TASK OBJECTIVE: What is needed is an exact copy of every record below.

*** Opening of DATA EXTRACT ***

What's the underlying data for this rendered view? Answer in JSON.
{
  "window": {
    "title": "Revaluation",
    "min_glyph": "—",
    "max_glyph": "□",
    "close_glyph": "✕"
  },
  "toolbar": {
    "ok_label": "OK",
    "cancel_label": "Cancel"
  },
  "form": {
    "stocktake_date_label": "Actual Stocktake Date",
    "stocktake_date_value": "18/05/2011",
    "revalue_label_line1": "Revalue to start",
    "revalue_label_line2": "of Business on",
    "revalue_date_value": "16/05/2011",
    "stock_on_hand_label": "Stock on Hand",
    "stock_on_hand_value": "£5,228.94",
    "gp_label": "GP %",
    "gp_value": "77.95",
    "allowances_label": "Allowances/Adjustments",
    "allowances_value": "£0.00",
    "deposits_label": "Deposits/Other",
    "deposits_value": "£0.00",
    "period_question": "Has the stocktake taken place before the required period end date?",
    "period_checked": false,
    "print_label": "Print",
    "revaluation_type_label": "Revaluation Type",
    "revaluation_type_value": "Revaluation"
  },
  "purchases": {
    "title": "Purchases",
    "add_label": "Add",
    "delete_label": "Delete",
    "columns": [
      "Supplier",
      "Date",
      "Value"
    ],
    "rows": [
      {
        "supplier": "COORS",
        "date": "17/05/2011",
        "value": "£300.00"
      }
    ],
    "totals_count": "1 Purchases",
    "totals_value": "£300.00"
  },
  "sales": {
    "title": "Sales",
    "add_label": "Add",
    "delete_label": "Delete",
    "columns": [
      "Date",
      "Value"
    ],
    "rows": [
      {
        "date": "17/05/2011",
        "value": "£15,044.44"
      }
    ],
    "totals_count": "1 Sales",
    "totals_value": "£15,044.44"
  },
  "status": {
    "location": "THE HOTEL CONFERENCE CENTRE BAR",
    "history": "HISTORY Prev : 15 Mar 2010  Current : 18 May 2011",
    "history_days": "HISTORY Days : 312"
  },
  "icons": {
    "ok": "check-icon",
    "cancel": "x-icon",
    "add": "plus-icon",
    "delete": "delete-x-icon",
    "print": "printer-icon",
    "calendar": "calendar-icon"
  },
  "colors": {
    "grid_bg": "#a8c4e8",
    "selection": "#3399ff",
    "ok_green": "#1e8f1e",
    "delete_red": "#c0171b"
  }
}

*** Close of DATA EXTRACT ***

EXERCISE OUTPUT:
What's the underlying data for this rendered view? Answer in JSON.
{
  "window": {
    "title": "Revaluation",
    "min_glyph": "—",
    "max_glyph": "□",
    "close_glyph": "✕"
  },
  "toolbar": {
    "ok_label": "OK",
    "cancel_label": "Cancel"
  },
  "form": {
    "stocktake_date_label": "Actual Stocktake Date",
    "stocktake_date_value": "18/05/2011",
    "revalue_label_line1": "Revalue to start",
    "revalue_label_line2": "of Business on",
    "revalue_date_value": "16/05/2011",
    "stock_on_hand_label": "Stock on Hand",
    "stock_on_hand_value": "£5,228.94",
    "gp_label": "GP %",
    "gp_value": "77.95",
    "allowances_label": "Allowances/Adjustments",
    "allowances_value": "£0.00",
    "deposits_label": "Deposits/Other",
    "deposits_value": "£0.00",
    "period_question": "Has the stocktake taken place before the required period end date?",
    "period_checked": false,
    "print_label": "Print",
    "revaluation_type_label": "Revaluation Type",
    "revaluation_type_value": "Revaluation"
  },
  "purchases": {
    "title": "Purchases",
    "add_label": "Add",
    "delete_label": "Delete",
    "columns": [
      "Supplier",
      "Date",
      "Value"
    ],
    "rows": [
      {
        "supplier": "COORS",
        "date": "17/05/2011",
        "value": "£300.00"
      }
    ],
    "totals_count": "1 Purchases",
    "totals_value": "£300.00"
  },
  "sales": {
    "title": "Sales",
    "add_label": "Add",
    "delete_label": "Delete",
    "columns": [
      "Date",
      "Value"
    ],
    "rows": [
      {
        "date": "17/05/2011",
        "value": "£15,044.44"
      }
    ],
    "totals_count": "1 Sales",
    "totals_value": "£15,044.44"
  },
  "status": {
    "location": "THE HOTEL CONFERENCE CENTRE BAR",
    "history": "HISTORY Prev : 15 Mar 2010  Current : 18 May 2011",
    "history_days": "HISTORY Days : 312"
  },
  "icons": {
    "ok": "check-icon",
    "cancel": "x-icon",
    "add": "plus-icon",
    "delete": "delete-x-icon",
    "print": "printer-icon",
    "calendar": "calendar-icon"
  },
  "colors": {
    "grid_bg": "#a8c4e8",
    "selection": "#3399ff",
    "ok_green": "#1e8f1e",
    "delete_red": "#c0171b"
  }
}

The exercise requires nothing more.